Always consult with your doctor, physical therapist or other health care professional before you decide on an elderly exercise program. Factors that need to be considered include your age, the severity of your osteoporosis, other medical conditions from which you might suffer, the medications you take, your initial fitness level, and your health and fitness goals. Generally, functional training that focuses on developing your balance and whole-body stability will be a good foundation upon which you can layer other cardiovascular activities or strength training exercises to achieve your specific set of goals.

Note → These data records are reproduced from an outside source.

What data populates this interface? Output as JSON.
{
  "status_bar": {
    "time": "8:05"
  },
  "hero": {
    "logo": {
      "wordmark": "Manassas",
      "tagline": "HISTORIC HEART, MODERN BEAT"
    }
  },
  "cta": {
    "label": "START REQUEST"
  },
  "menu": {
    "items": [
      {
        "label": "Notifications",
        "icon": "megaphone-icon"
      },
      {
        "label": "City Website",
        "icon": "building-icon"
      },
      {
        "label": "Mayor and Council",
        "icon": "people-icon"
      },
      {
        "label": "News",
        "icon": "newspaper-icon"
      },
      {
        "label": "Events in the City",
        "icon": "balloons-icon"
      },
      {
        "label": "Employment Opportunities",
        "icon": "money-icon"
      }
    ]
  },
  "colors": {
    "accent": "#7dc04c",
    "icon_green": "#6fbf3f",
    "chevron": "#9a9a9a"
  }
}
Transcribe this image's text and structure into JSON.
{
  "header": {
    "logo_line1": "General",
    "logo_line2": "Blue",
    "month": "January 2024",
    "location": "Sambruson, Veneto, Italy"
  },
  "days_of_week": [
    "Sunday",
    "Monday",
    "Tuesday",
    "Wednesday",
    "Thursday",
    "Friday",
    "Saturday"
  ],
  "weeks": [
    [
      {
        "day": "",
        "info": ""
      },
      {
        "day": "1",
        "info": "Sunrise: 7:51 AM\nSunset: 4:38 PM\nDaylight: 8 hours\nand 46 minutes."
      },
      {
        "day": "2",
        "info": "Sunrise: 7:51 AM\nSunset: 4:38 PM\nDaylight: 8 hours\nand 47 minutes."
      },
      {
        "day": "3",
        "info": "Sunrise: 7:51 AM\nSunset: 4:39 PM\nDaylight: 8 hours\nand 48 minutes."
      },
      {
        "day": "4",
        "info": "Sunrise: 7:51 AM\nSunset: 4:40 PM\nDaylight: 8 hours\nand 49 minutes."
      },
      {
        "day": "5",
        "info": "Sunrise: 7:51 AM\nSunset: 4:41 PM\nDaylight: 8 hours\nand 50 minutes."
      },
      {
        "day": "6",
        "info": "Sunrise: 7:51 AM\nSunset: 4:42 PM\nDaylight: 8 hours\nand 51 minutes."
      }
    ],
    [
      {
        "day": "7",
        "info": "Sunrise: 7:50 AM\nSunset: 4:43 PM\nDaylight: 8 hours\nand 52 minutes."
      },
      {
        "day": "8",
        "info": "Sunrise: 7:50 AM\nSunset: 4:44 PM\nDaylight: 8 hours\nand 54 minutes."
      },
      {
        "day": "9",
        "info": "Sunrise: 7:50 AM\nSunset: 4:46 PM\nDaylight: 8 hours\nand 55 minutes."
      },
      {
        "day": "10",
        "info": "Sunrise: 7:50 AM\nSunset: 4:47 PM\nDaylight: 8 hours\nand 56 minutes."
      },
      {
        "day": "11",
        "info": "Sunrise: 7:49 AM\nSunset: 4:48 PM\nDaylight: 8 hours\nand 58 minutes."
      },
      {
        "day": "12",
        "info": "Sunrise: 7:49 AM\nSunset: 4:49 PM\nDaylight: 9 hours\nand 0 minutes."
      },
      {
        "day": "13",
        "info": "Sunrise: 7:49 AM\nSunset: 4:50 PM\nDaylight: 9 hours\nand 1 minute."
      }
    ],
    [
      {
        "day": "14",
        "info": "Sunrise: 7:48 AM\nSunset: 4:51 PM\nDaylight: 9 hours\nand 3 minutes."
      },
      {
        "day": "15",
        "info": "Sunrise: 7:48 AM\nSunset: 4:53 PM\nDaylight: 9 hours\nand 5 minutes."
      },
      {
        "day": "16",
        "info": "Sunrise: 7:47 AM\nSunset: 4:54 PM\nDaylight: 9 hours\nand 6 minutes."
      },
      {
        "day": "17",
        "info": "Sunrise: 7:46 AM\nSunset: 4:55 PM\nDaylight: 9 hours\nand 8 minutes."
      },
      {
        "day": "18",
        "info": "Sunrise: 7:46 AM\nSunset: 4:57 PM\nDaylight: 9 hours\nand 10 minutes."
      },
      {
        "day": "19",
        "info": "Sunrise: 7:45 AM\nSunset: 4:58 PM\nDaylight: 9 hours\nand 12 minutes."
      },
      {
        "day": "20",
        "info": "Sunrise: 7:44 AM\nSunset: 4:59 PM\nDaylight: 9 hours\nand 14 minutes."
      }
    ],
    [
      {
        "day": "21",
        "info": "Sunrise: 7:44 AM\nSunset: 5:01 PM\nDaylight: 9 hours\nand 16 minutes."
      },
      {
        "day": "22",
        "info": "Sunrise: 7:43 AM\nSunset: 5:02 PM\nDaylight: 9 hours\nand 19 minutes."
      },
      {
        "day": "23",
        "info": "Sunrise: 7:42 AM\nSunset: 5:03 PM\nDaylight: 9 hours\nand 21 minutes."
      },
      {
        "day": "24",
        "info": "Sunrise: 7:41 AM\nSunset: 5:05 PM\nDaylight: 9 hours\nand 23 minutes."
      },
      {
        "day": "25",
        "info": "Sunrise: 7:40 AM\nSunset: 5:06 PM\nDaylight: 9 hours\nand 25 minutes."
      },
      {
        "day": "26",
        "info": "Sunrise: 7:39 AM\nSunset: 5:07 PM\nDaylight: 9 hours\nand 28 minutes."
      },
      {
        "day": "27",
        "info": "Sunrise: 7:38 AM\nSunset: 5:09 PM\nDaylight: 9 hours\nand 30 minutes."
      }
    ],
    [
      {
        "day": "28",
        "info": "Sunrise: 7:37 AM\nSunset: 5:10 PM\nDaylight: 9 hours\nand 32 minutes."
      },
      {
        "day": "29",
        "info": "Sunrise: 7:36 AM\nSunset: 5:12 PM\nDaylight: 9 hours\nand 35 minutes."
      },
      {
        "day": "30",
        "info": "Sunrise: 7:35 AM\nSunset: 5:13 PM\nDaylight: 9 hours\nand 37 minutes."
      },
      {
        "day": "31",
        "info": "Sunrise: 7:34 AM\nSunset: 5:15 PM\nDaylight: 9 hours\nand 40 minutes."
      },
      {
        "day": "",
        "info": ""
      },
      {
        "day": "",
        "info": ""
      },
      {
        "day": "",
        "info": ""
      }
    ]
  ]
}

A sedentary lifestyle encourages the loss of bone mass and, for many years, doctors and scientists have been teaching younger people that they could prevent bone loss through a calcium-rich diet and regular activity, including weight-bearing exercise. While this was great information for people who did not have osteoporosis already, it did not provide individuals suffering from severe bone loss with any way to help strengthen their musculoskeletal systems, prevent falls, or ensure faster recovery. The good news is that more recent research suggests that people with existing osteoporosis can also benefit from exercise because exercising regularly not only reduces the rate of bone loss, it also conserves remaining bone tissue, reducing the risk of fractures. It can also help build the muscles surrounding your bones, increase flexibility in the joints, and generally enhance the ability of your muscles, tendons and joints to support and protect the bones.

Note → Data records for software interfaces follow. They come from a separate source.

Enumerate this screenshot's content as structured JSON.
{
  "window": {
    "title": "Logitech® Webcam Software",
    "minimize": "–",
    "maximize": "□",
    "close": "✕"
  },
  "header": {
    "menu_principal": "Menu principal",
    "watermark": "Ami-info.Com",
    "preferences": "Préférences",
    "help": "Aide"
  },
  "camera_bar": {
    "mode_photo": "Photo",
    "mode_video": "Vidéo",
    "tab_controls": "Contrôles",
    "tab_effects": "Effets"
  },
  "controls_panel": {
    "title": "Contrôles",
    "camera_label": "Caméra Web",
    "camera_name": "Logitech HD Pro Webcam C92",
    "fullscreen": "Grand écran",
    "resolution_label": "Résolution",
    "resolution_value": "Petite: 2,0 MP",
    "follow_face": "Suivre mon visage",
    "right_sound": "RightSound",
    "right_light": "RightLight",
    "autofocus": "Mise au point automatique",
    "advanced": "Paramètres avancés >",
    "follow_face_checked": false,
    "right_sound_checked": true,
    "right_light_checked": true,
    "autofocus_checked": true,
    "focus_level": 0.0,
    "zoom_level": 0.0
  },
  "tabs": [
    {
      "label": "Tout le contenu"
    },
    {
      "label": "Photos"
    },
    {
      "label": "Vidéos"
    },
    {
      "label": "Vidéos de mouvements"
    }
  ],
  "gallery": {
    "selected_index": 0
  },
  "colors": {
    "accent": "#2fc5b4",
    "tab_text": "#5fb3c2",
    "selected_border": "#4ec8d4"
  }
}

Osteoporosis is characterized by the loss of calcium and bone tissue in the bones, which makes them susceptible to fracturing (breaking). If not prevented or if left untreated, osteoporosis can progress painlessly until a bone breaks. Fractures typically occur in the hip, spine and wrist, though any bone can be affected. Hip and spinal fractures are of special concern; hip fractures almost always require hospitalization and major surgery, and can permanently limit a person's ability to walk unassisted. Unfortunately, a simple fall that results in a fractured hip all too often causes prolonged or permanent disability, and even death. Spinal or vertebral fractures also have serious consequences, including loss of height, severe back pain and deformity that can further limit mobility, independence and a person's ability to perform daily activities as well as the activities that could limit further risk. While women are four times more likely than men to develop the disease, men also suffer from osteoporosis. While bone loss is affected by diet and hormonal balance, a sedentary lifestyle, poor posture, poor balance and weak muscles increase the risk of falls and fractures.
|Jennifer Mathes, Ph.D.|